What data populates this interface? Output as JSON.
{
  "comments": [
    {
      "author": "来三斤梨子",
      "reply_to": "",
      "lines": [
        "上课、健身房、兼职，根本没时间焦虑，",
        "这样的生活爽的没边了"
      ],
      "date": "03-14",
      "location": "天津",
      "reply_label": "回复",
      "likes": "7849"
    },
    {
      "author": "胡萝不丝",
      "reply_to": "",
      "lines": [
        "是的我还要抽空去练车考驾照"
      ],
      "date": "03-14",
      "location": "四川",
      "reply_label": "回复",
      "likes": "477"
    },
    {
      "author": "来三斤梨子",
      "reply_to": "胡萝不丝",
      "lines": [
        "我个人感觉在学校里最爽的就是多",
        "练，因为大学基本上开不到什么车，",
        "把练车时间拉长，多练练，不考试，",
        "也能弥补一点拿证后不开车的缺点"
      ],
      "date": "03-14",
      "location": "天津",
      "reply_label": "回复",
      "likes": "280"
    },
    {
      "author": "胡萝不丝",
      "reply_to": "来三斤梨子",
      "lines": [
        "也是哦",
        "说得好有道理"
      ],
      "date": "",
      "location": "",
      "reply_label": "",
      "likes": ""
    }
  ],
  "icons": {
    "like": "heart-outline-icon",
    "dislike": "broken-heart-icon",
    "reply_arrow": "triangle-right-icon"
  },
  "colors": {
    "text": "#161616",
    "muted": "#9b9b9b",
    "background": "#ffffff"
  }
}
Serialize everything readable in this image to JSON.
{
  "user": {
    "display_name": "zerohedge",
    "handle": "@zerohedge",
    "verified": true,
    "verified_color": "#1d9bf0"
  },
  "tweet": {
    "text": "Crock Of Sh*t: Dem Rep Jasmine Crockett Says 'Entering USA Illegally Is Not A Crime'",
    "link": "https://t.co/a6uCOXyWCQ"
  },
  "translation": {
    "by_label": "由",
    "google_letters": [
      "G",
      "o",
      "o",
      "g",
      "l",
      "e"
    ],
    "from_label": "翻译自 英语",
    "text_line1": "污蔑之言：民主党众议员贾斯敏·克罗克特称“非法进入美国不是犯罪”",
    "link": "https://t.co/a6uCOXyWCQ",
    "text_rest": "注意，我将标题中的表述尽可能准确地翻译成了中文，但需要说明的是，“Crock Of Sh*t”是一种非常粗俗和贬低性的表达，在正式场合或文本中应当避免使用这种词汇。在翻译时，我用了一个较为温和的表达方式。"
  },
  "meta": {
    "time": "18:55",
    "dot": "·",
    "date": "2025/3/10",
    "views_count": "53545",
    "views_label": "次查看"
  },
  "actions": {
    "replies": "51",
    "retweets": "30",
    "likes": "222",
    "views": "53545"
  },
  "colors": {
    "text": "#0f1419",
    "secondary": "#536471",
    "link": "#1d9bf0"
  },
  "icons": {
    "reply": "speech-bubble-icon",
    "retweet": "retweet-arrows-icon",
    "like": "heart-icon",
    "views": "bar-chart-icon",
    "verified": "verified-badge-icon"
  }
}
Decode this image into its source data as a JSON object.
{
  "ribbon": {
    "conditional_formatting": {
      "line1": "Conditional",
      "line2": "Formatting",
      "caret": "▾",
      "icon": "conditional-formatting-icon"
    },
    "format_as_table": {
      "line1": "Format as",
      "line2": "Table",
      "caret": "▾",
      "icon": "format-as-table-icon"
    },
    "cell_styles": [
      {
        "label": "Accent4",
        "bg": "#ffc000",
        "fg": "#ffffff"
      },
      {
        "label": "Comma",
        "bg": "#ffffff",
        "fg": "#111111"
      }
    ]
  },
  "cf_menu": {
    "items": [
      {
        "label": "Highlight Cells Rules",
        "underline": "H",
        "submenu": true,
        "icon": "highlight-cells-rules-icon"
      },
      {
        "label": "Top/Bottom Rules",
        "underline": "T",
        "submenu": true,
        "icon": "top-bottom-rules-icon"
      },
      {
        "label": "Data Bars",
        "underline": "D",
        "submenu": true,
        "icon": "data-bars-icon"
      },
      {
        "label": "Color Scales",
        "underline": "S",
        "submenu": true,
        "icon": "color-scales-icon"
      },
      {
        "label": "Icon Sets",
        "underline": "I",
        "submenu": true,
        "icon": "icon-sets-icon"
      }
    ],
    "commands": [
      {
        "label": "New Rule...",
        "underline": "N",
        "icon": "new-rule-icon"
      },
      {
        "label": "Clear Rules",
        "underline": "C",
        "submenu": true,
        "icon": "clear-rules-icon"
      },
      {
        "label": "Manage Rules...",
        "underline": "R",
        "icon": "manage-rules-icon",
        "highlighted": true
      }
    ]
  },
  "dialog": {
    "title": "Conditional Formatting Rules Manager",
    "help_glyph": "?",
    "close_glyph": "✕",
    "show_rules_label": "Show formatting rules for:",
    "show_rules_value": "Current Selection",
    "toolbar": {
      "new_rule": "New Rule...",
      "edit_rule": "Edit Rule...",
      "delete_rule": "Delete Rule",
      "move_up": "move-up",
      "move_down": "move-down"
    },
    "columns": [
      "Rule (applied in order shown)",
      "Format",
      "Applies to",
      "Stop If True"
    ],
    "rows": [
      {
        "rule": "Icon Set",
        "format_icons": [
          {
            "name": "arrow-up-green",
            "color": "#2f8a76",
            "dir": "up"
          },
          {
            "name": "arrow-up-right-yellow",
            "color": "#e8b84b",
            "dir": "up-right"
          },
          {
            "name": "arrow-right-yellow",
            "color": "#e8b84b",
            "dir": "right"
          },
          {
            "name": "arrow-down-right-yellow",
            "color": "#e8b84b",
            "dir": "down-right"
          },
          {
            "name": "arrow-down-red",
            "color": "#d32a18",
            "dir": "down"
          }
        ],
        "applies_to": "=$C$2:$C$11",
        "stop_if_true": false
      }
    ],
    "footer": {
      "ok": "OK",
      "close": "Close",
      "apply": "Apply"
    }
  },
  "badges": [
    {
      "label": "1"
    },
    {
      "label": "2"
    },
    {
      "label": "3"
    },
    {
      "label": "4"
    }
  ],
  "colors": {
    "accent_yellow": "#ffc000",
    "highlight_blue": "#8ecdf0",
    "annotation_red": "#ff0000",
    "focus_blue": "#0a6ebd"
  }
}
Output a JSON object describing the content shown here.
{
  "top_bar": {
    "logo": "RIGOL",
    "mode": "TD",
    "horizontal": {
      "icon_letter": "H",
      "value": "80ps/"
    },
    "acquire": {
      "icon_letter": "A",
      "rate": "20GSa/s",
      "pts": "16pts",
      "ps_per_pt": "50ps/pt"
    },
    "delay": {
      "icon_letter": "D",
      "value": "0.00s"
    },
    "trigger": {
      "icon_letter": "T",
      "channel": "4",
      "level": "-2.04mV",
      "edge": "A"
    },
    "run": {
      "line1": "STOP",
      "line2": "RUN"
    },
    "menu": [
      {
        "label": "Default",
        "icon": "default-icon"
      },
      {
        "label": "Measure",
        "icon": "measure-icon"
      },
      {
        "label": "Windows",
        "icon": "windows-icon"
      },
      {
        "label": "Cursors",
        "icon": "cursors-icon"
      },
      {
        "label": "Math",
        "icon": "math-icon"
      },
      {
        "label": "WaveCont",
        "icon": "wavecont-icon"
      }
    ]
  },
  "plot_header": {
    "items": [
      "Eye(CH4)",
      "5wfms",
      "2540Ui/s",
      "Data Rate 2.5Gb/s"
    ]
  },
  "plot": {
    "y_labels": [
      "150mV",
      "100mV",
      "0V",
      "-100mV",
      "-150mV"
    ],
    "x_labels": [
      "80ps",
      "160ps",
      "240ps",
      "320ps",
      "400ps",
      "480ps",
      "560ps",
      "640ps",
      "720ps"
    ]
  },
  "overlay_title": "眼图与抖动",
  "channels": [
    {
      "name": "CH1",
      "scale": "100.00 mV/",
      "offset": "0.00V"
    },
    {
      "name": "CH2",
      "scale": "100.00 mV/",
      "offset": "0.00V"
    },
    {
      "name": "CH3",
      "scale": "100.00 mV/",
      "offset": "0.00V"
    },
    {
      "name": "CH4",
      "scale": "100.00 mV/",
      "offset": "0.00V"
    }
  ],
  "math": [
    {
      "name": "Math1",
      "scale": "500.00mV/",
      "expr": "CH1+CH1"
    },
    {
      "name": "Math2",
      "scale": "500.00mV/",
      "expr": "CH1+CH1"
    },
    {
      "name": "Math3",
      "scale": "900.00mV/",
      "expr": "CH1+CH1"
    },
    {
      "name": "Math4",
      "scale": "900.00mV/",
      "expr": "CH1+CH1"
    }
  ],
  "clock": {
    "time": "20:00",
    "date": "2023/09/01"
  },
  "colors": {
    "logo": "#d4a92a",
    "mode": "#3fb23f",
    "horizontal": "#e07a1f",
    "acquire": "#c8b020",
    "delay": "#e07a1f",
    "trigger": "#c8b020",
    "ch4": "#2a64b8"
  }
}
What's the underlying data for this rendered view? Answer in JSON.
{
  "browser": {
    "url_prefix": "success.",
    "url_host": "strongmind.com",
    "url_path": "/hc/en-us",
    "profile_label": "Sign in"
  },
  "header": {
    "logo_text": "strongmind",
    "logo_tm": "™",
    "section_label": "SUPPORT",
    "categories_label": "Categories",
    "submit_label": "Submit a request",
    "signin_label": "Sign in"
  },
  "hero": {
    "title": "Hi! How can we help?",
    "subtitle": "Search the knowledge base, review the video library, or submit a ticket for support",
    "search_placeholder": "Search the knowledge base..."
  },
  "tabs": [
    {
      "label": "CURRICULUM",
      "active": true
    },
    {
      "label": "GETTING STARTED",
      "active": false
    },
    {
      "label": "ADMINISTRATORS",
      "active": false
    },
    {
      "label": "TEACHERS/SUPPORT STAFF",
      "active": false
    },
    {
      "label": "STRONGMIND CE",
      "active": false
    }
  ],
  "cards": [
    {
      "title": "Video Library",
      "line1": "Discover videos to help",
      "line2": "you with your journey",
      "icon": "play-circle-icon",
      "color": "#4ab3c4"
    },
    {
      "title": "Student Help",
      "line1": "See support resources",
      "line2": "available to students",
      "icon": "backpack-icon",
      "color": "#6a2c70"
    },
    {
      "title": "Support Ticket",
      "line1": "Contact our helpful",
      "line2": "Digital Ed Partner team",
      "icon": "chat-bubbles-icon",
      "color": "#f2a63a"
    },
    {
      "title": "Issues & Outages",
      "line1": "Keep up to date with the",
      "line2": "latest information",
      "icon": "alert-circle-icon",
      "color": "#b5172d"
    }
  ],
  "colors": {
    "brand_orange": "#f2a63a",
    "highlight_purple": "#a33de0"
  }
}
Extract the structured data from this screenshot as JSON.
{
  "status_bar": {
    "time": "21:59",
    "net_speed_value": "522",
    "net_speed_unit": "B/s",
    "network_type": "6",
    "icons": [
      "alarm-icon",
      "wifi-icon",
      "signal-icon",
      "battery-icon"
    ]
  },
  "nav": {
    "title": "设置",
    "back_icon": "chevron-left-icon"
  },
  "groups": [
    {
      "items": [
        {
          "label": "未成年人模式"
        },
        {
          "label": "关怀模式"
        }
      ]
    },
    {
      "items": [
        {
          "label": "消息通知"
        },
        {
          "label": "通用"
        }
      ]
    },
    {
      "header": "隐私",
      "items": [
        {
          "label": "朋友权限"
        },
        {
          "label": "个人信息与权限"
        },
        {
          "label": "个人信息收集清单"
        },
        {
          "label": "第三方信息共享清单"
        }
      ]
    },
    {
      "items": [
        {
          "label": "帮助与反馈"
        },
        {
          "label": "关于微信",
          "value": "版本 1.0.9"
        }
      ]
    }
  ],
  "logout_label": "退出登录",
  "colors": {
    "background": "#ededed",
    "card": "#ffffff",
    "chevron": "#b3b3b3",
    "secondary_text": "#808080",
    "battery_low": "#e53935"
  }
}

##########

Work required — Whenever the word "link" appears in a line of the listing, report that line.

Written answer —
    "link": "https://t.co/a6uCOXyWCQ"
    "link": "https://t.co/a6uCOXyWCQ",
    "link": "#1d9bf0"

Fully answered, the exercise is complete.